■ Action item:
Take from the records below each line that holds "cactus".

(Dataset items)
───

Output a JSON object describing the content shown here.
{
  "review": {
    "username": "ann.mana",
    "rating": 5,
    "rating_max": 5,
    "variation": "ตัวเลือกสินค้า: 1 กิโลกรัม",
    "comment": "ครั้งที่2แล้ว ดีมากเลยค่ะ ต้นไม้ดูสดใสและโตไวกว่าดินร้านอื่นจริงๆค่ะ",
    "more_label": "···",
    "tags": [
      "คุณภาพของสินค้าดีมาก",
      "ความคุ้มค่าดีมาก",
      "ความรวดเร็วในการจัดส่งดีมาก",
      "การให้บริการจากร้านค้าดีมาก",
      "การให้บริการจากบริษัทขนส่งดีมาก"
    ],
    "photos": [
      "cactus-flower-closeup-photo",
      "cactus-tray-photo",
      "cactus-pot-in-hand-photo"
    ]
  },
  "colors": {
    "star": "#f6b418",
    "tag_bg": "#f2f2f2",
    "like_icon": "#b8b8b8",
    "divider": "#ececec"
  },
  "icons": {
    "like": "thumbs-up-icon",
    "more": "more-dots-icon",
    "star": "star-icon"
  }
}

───

■ Task response:
      "cactus-flower-closeup-photo",
      "cactus-tray-photo",
      "cactus-pot-in-hand-photo"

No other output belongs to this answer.